Introduction

Introduction

Sustainable development (SD) became popular after Bruntland Commission Report was published in the form of a book – Our Common Future in 1987. The concept articulated that development can be sustainable if it provides adequate supply of natural resources for the needs of present generation and leaves enough for the future ones. This concept caught imagination of people on the opposite sides of the conservation-development debate as well as the fence-sitters. Developmentalists and governments globally pushed for economic growth as the legitimate instrument of human development and welfare, while environmentalists thought that they would extract concessions from them using SD as a new promotional tool for the environmental protection. The twin idea of the SD paradigm was: the ‘needs’ of poor nations must be given priority at all costs and ‘environmental resource limits’ must be recognized to maintain an inter-generational equity. In principle, it was a robust initiative, but in practice, we have witnessed emergence of new economic order, pushing further the age-old economic agenda instead of the SD model. China and India emerged as new economic leaders post SD, which only led to more serious environmental conflicts with no agreement in sight. Therefore, as an academic inquiry it is necessary to find out if SD is a business as usual model or is there credible evidence of its positive impact. Additionally, any alternate idea with more and/or better promise will be explored. Some of the questions that may be asked include:

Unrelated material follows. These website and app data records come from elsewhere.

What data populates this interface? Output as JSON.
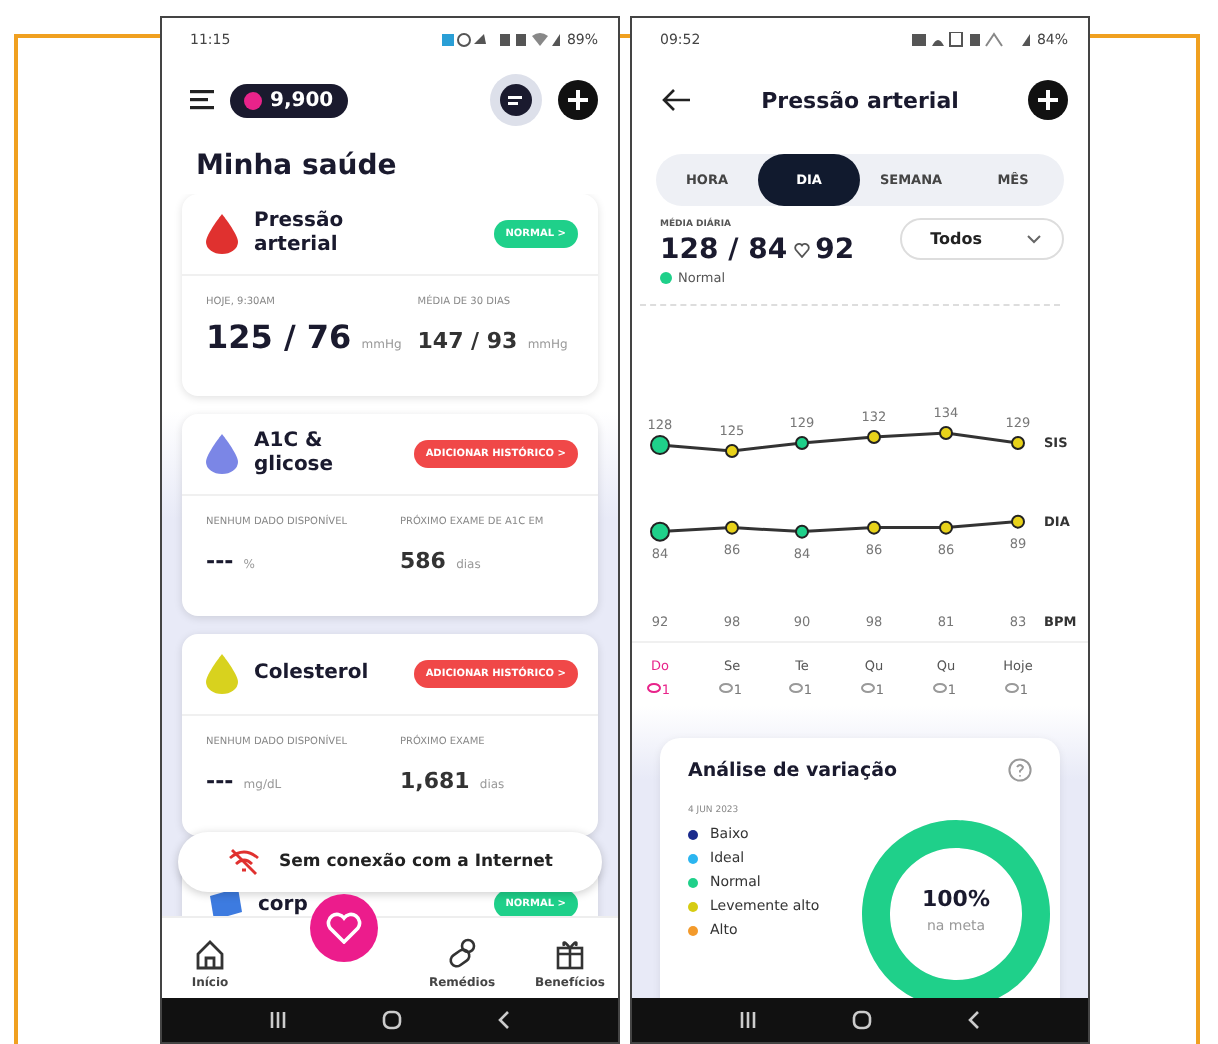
{
  "left_screen": {
    "status_bar": {
      "time": "11:15",
      "battery": "89%"
    },
    "points": "9,900",
    "title": "Minha saúde",
    "cards": [
      {
        "name": "Pressão arterial",
        "color": "#e0312f",
        "badge": {
          "label": "NORMAL >",
          "color": "#1fd08a"
        },
        "left_label": "HOJE, 9:30AM",
        "left_value": "125 / 76",
        "left_unit": "mmHg",
        "right_label": "MÉDIA DE 30 DIAS",
        "right_value": "147 / 93",
        "right_unit": "mmHg"
      },
      {
        "name": "A1C & glicose",
        "color": "#7b86e6",
        "badge": {
          "label": "ADICIONAR HISTÓRICO >",
          "color": "#f04848"
        },
        "left_label": "NENHUM DADO DISPONÍVEL",
        "left_value": "---",
        "left_unit": "%",
        "right_label": "PRÓXIMO EXAME DE A1C EM",
        "right_value": "586",
        "right_unit": "dias"
      },
      {
        "name": "Colesterol",
        "color": "#d8d21e",
        "badge": {
          "label": "ADICIONAR HISTÓRICO >",
          "color": "#f04848"
        },
        "left_label": "NENHUM DADO DISPONÍVEL",
        "left_value": "---",
        "left_unit": "mg/dL",
        "right_label": "PRÓXIMO EXAME",
        "right_value": "1,681",
        "right_unit": "dias"
      }
    ],
    "partial_card": {
      "name": "corp",
      "badge": {
        "label": "NORMAL >",
        "color": "#1fd08a"
      }
    },
    "toast": "Sem conexão com a Internet",
    "nav": [
      {
        "label": "Início",
        "kind": "home"
      },
      {
        "label": "Remédios",
        "kind": "pill"
      },
      {
        "label": "Benefícios",
        "kind": "gift"
      }
    ]
  },
  "right_screen": {
    "status_bar": {
      "time": "09:52",
      "battery": "84%"
    },
    "title": "Pressão arterial",
    "tabs": [
      {
        "label": "HORA",
        "selected": false
      },
      {
        "label": "DIA",
        "selected": true
      },
      {
        "label": "SEMANA",
        "selected": false
      },
      {
        "label": "MÊS",
        "selected": false
      }
    ],
    "summary": {
      "label": "MÉDIA DIÁRIA",
      "value": "128 / 84",
      "pulse": "92",
      "status": {
        "label": "Normal",
        "color": "#1fd08a"
      },
      "filter": "Todos"
    },
    "chart": {
      "chart_data": {
        "type": "line",
        "categories": [
          "Do",
          "Se",
          "Te",
          "Qu",
          "Qu",
          "Hoje"
        ],
        "data_labels": true,
        "series": [
          {
            "name": "SIS",
            "color": "#333333",
            "marker": true,
            "values": [
              128,
              125,
              129,
              132,
              134,
              129
            ]
          },
          {
            "name": "DIA",
            "color": "#333333",
            "marker": true,
            "values": [
              84,
              86,
              84,
              86,
              86,
              89
            ]
          }
        ]
      },
      "point_markers": [
        [
          {
            "color": "#1fd08a"
          },
          {
            "color": "#e8d21a"
          },
          {
            "color": "#1fd08a"
          },
          {
            "color": "#e8d21a"
          },
          {
            "color": "#e8d21a"
          },
          {
            "color": "#e8d21a"
          }
        ],
        [
          {
            "color": "#1fd08a"
          },
          {
            "color": "#e8d21a"
          },
          {
            "color": "#1fd08a"
          },
          {
            "color": "#e8d21a"
          },
          {
            "color": "#e8d21a"
          },
          {
            "color": "#e8d21a"
          }
        ]
      ],
      "bpm_label": "BPM",
      "bpm": [
        "92",
        "98",
        "90",
        "98",
        "81",
        "83"
      ]
    },
    "days": [
      {
        "count": "1",
        "selected": true
      },
      {
        "count": "1",
        "selected": false
      },
      {
        "count": "1",
        "selected": false
      },
      {
        "count": "1",
        "selected": false
      },
      {
        "count": "1",
        "selected": false
      },
      {
        "count": "1",
        "selected": false
      }
    ],
    "analysis": {
      "title": "Análise de variação",
      "date": "4 JUN 2023",
      "legend": [
        {
          "label": "Baixo",
          "color": "#1a2a8c"
        },
        {
          "label": "Ideal",
          "color": "#2bb5f0"
        },
        {
          "label": "Normal",
          "color": "#1fd08a"
        },
        {
          "label": "Levemente alto",
          "color": "#d6cc12"
        },
        {
          "label": "Alto",
          "color": "#f39a2b"
        }
      ],
      "donut": {
        "level": 1,
        "value": "100%",
        "caption": "na meta"
      }
    }
  }
}
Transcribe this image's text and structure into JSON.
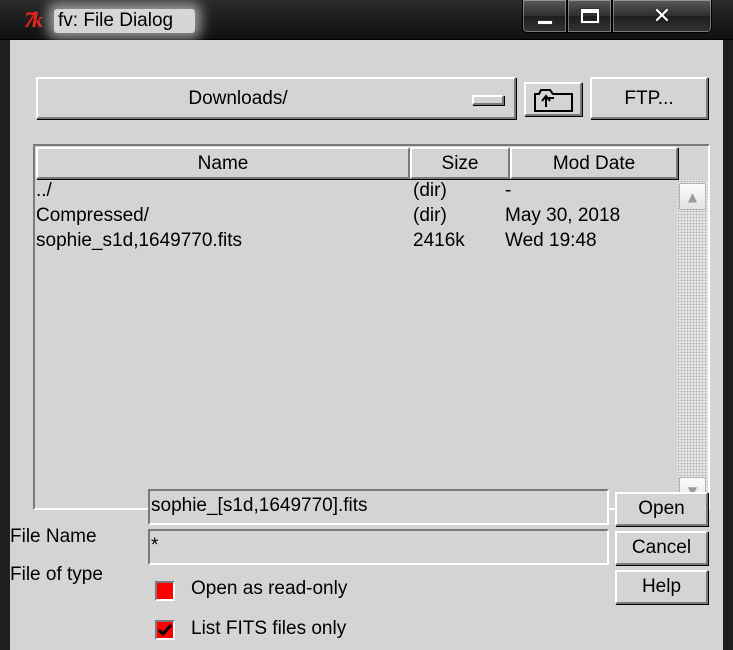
{
  "window": {
    "title": "fv: File Dialog",
    "logo_text": "7k",
    "controls": {
      "minimize": "minimize-icon",
      "maximize": "maximize-icon",
      "close": "✕"
    }
  },
  "toolbar": {
    "directory": "Downloads/",
    "up_icon": "folder-up-icon",
    "ftp_label": "FTP..."
  },
  "file_list": {
    "columns": [
      "Name",
      "Size",
      "Mod Date"
    ],
    "rows": [
      {
        "name": "../",
        "size": "(dir)",
        "date": "-"
      },
      {
        "name": "Compressed/",
        "size": "(dir)",
        "date": "May 30, 2018"
      },
      {
        "name": "sophie_s1d,1649770.fits",
        "size": "2416k",
        "date": "Wed  19:48"
      }
    ]
  },
  "form": {
    "file_name_label": "File Name",
    "file_name_value": "sophie_[s1d,1649770].fits",
    "file_type_label": "File of type",
    "file_type_value": "*"
  },
  "buttons": {
    "open": "Open",
    "cancel": "Cancel",
    "help": "Help"
  },
  "options": {
    "read_only_label": "Open as read-only",
    "read_only_checked": false,
    "list_fits_label": "List FITS files only",
    "list_fits_checked": true
  },
  "colors": {
    "checkbox_fill": "#ff0000",
    "background": "#d4d4d4",
    "logo": "#e8231e"
  }
}
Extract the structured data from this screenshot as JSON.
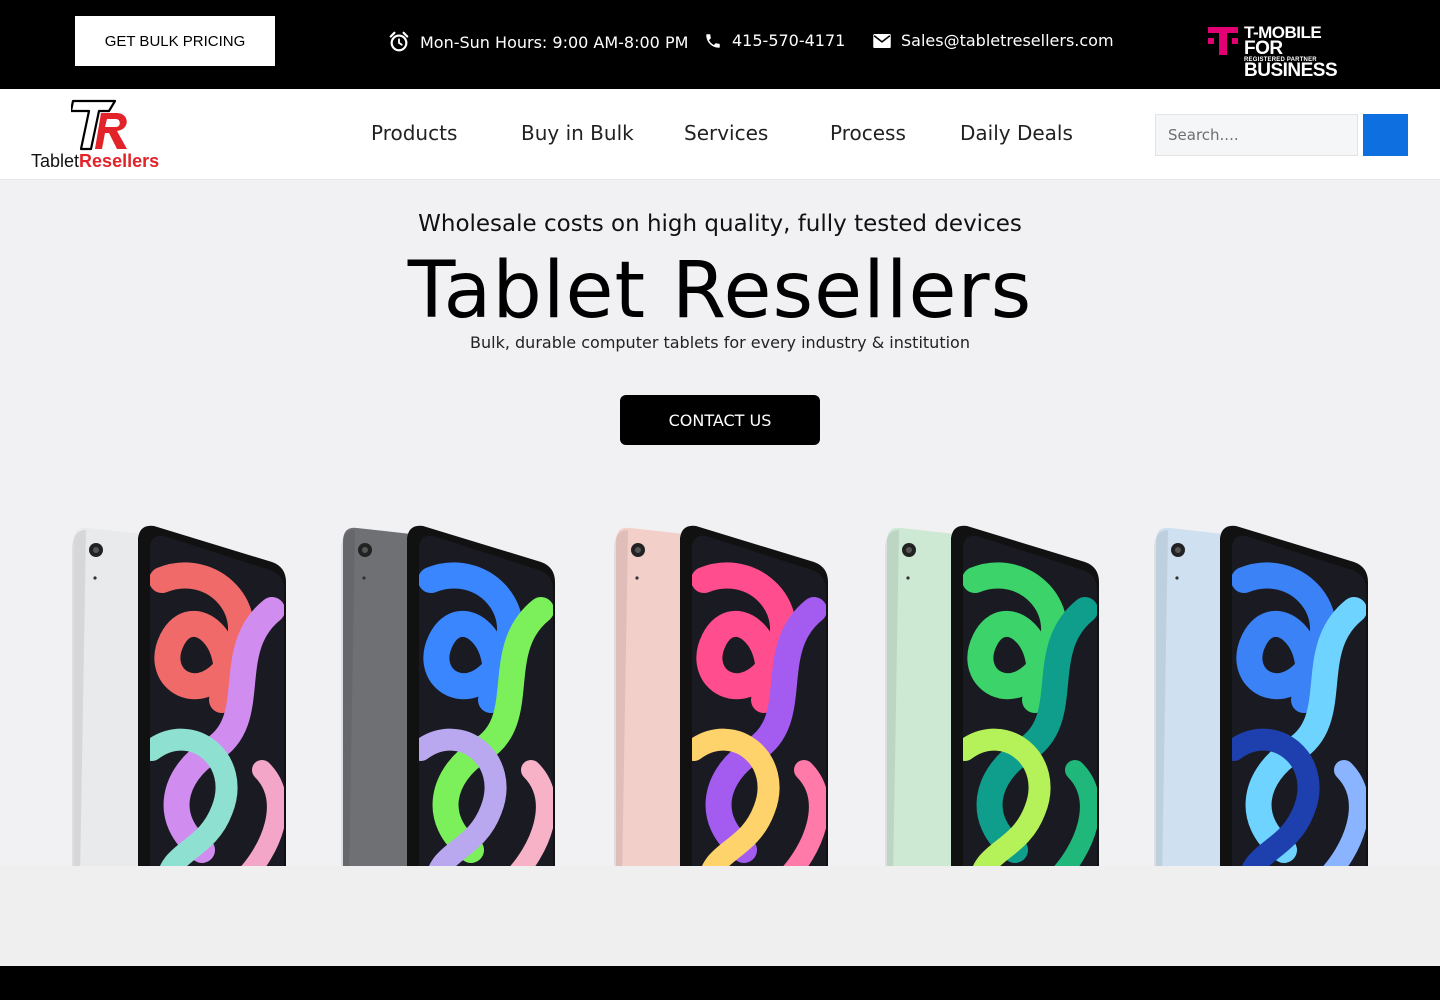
{
  "topbar": {
    "bulk_button": "GET BULK PRICING",
    "hours": "Mon-Sun Hours: 9:00 AM-8:00 PM",
    "phone": "415-570-4171",
    "email": "Sales@tabletresellers.com",
    "partner": {
      "line1": "T-MOBILE",
      "line2": "FOR BUSINESS",
      "line3": "REGISTERED PARTNER",
      "brand_color": "#e20074"
    }
  },
  "header": {
    "logo": {
      "part1": "Tablet",
      "part2": "Resellers",
      "accent": "#e2232a"
    },
    "nav": [
      "Products",
      "Buy in Bulk",
      "Services",
      "Process",
      "Daily Deals"
    ],
    "search": {
      "placeholder": "Search....",
      "button_color": "#0d6fe0"
    }
  },
  "hero": {
    "tagline": "Wholesale costs on high quality, fully tested devices",
    "title": "Tablet Resellers",
    "subtitle": "Bulk, durable computer tablets for every industry & institution",
    "cta": "CONTACT US"
  },
  "tablets": [
    {
      "color": "silver",
      "body": "#e9eaec",
      "art": [
        "#f06a6a",
        "#d18cf0",
        "#8ee0d0",
        "#f4a6c8"
      ]
    },
    {
      "color": "space gray",
      "body": "#6f7073",
      "art": [
        "#3a86ff",
        "#7cf05a",
        "#b9a7f0",
        "#f7b2c8"
      ]
    },
    {
      "color": "rose gold",
      "body": "#f2cfc9",
      "art": [
        "#ff4d8d",
        "#a45cf0",
        "#ffd36b",
        "#ff7aa8"
      ]
    },
    {
      "color": "green",
      "body": "#cde9d4",
      "art": [
        "#3bd36a",
        "#0f9e8c",
        "#b5f25a",
        "#1fb87a"
      ]
    },
    {
      "color": "sky blue",
      "body": "#cfe1f0",
      "art": [
        "#3b82f6",
        "#6fd3ff",
        "#1e40af",
        "#8ab4ff"
      ]
    }
  ]
}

Where and how did it all begin? Has SD delivered the promise it held for the ‘poor’ and the ‘developed’ nations? Is SD possible or is it an oxymoron? Is there a place for other species and systems than humans in the scheme of SD? Are the traditional bio-resource/bio-energy driven societies relevant to the framework of SD? Can technology alone be the agent of change? Can ‘win-win ecology’ win? 

Objectives

The main objectives of the module are to provide students with an understanding that will allow them to:

  • Recognize the impact of economic activity on the natural resources by studying and analyzing contemporary and contrarian theories on sustainable development.
  • Understand the current and projected use of natural resources to establish their criticality in human survival and future.
  • Critically analyze the role of various technological, institutional and socio-political instruments in success or failure of achieving sustainable development.
  • Relate to the need for sustainable development in our daily lives and search for new paradigms of sustainability.

The module will emphasize on case studies and promote critical and analytical discussions among students on the idea of ‘sustainability’ in a world that is dominated by ‘prodigious consumerism’. The module will engage students to seek answers to the ‘sustainability’ of sustainable development itself. Going beyond boundaries of natural and social sciences, technology and politics, the module conforms to the pedagogical structure within USP.